Complex global problems such as obesity, the wellbeing of migrants, the health benefits of romantic relationships, and mining community health will be the bread and butter of a new centre at The University of Western Australia.
Associate Professor Neville Bruce, Director of the UWA's Centre for Integrated Human Studies, said such centres tackled the problems facing humankind in the 21st century by examining various factors - psychological, physiological, cultural, economic, social and environmental.
A/Prof Bruce, who will address the 50th anniversary meeting of the Society for the Study of Human Biology at Oxford University on April 3, said a novel holistic, integrated approach might prove to be the key, given that other approaches had often failed.
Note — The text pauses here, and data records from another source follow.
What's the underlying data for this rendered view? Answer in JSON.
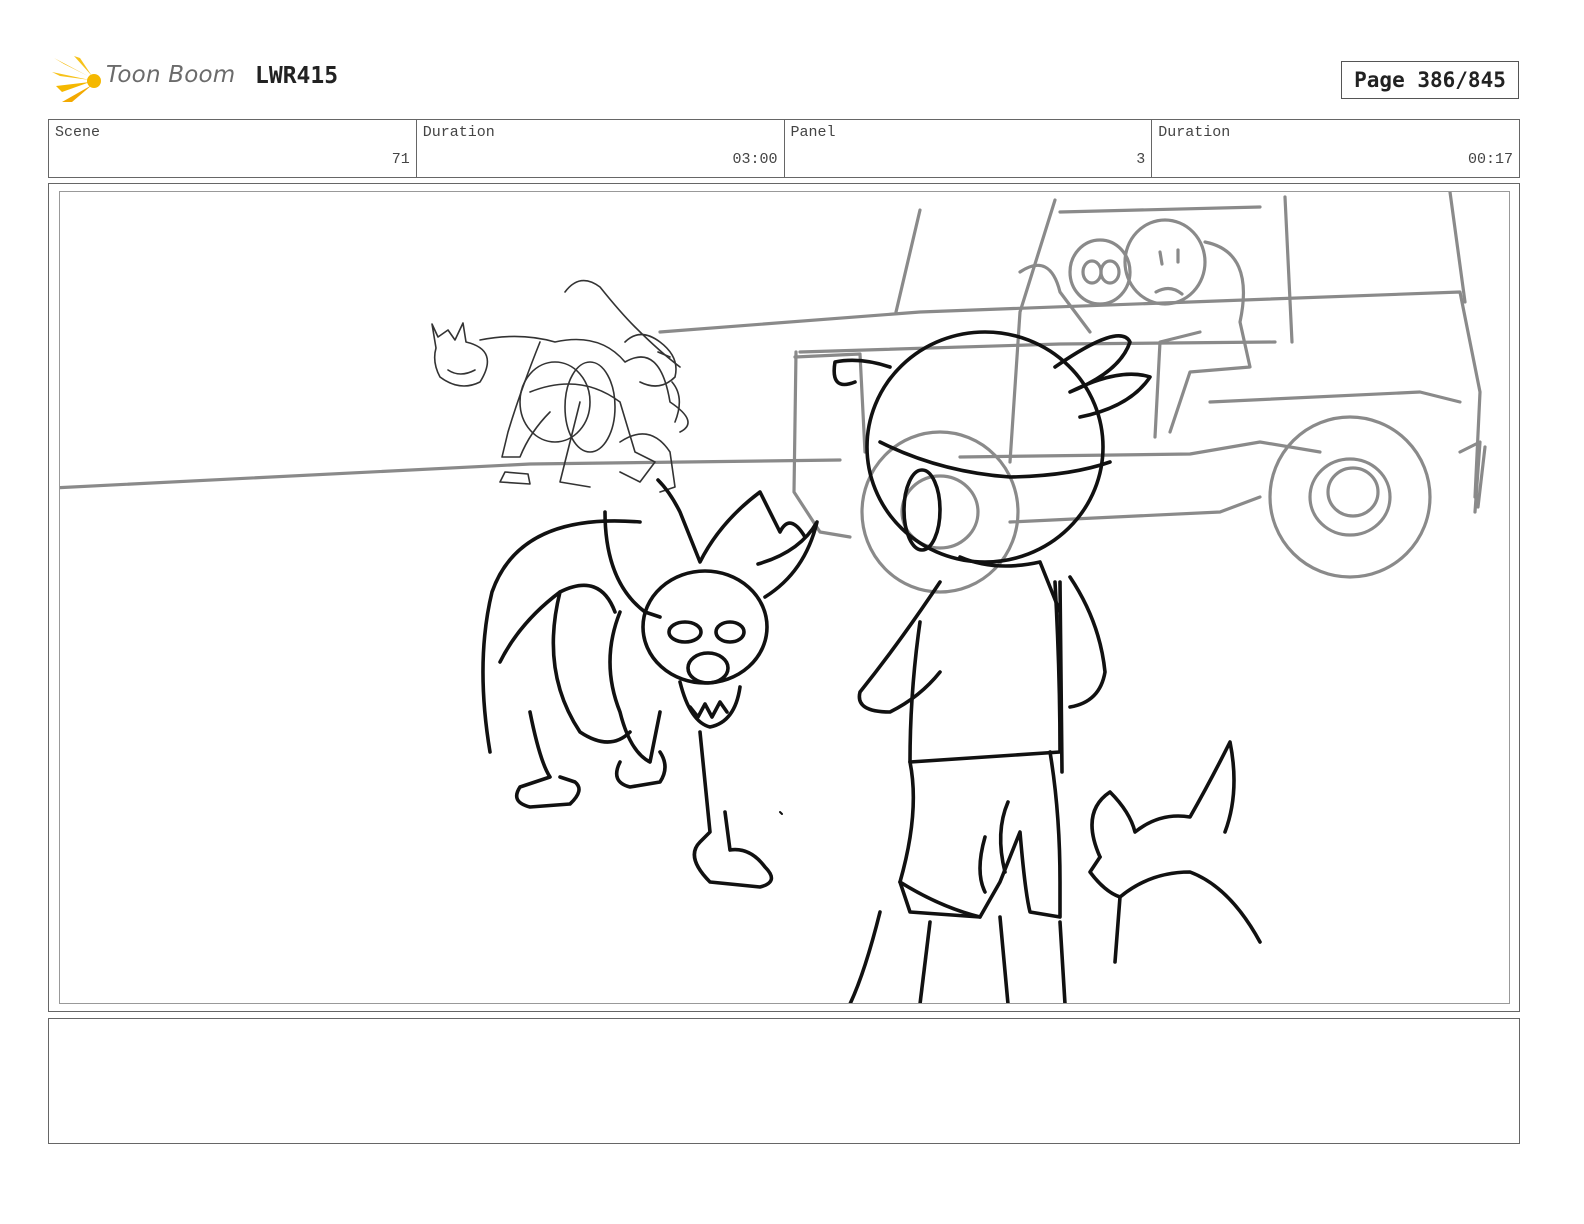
{
  "header": {
    "brand": "Toon Boom",
    "project_code": "LWR415",
    "page_label": "Page 386/845",
    "brand_color": "#f5b800"
  },
  "info": {
    "scene_label": "Scene",
    "scene_value": "71",
    "scene_duration_label": "Duration",
    "scene_duration_value": "03:00",
    "panel_label": "Panel",
    "panel_value": "3",
    "panel_duration_label": "Duration",
    "panel_duration_value": "00:17"
  },
  "panel": {
    "drawing": "storyboard-sketch"
  },
  "notes": {
    "text": ""
  }
}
UWA joins a list of prestigious universities in offering IHS or cognate courses: Oxford, Cambridge, Harvard, UC Berkeley and Kyoto.
"Our Centre brings together experts including psychologists, physiologists, anthropologists, medical scientists, human ecologists, economists and marketing researchers to assess the mix and relative importance of different factors contributing to problems such as obesity," A/Prof Bruce said.
"We have a number of projects undertaken by Centre members ranging from the causes of childhood obesity in Malaysia to the importance of family meals on eating behaviours and weight management. Through our cross-faculty and international membership, we can stimulate and facilitate international collaborations.
"A good example is that between Dr Sue Byrne, a psychologist from UWA, and Professor Stan Ulijaszek, Director for the Unit for Biocultural Variation and Obesity at Oxford.
"Stan has established an international study of the importance of cultural factors on the prevalence of obesity, and Sue's work involving social and psychological factors contributing to childhood obesity in Australia could provide an important new dimension to Stan's study. They learnt about each other's work at a recent meeting held by our Centre," A/Prof Bruce said.
"This is vital research because, of the 6.5 billion people on this planet, about one billion are overweight or obese."